Credit: the research that went into the writing of this blog was supported by the ESRC (grant ES/L015978/1, ‘Smart eco-cities for a green economy: a comparative study of Europe and China’).
Barns, S. (2016). Mine your data: open data, digital strategies and entrepreneurial governance by code. Urban Geography, 4, pp. 554-571. http://dx.doi.org/10.1080/02723638.2016.1139876
Christophers, B. (2014). From Marx to market and back again: performing the economy. Geoforum, 57, pp. 12-20. doi: 10.1016/j.geoforum.2014.08.007
Ellul, J. (1964). The Technological Society. Toronto: Vintage Books.
Joss, S., Cowley, R., de Jong, M., Müller, B., Park, B.S., Rees, W., Roseland, M., and Rydin, Y. (2015). Tomorrow’s City Today: Prospects for Standardising Sustainable Urban Development.
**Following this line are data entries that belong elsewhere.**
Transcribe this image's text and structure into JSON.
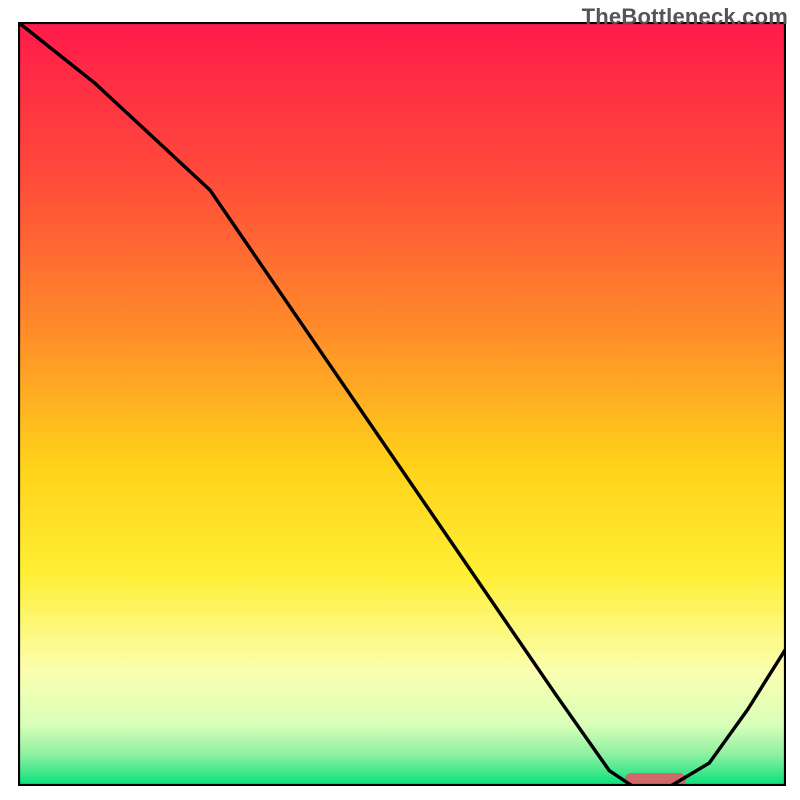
{
  "watermark": "TheBottleneck.com",
  "chart_data": {
    "type": "line",
    "title": "",
    "xlabel": "",
    "ylabel": "",
    "xlim": [
      0,
      100
    ],
    "ylim": [
      0,
      100
    ],
    "grid": false,
    "legend": false,
    "x": [
      0,
      10,
      25,
      40,
      55,
      70,
      77,
      80,
      85,
      90,
      95,
      100
    ],
    "values": [
      100,
      92,
      78,
      56,
      34,
      12,
      2,
      0,
      0,
      3,
      10,
      18
    ],
    "optimum_marker": {
      "x_start": 79,
      "x_end": 87,
      "y": 0.8
    },
    "gradient_stops": [
      {
        "pct": 0,
        "color": "#ff1b4b"
      },
      {
        "pct": 20,
        "color": "#ff4a3a"
      },
      {
        "pct": 40,
        "color": "#ff8a2a"
      },
      {
        "pct": 58,
        "color": "#ffd21a"
      },
      {
        "pct": 72,
        "color": "#ffee33"
      },
      {
        "pct": 85,
        "color": "#fbffb0"
      },
      {
        "pct": 92,
        "color": "#d8ffb8"
      },
      {
        "pct": 96,
        "color": "#8af0a0"
      },
      {
        "pct": 100,
        "color": "#05e07a"
      }
    ],
    "colors": {
      "curve": "#000000",
      "border": "#000000",
      "marker": "#d06a6a"
    }
  }
}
University of Westminster, London.
Matlack, S. (2014). Confronting the technological society. The New Atlantis, 43(Summer/Fall 2014): 45-64. Available at: http://www.thenewatlantis.com/publications/confronting-the-technological-society
Picon, A. (2015). Smart Cities: A Spatialised Intelligence. Chichester, UK: John Wiley & Sons. http://eu.wiley.com/WileyCDA/WileyTitle/productCd-1119075599.html#
Federico Caprotti is Associate Professor in Human Geography at the Department of Geography, University of Exeter (Exeter, UK), where he currently leads the ESRC-NSFC-funded SMART-ECO ‘Smart Eco-Cities for a Green Economy’ EU-China research consortium.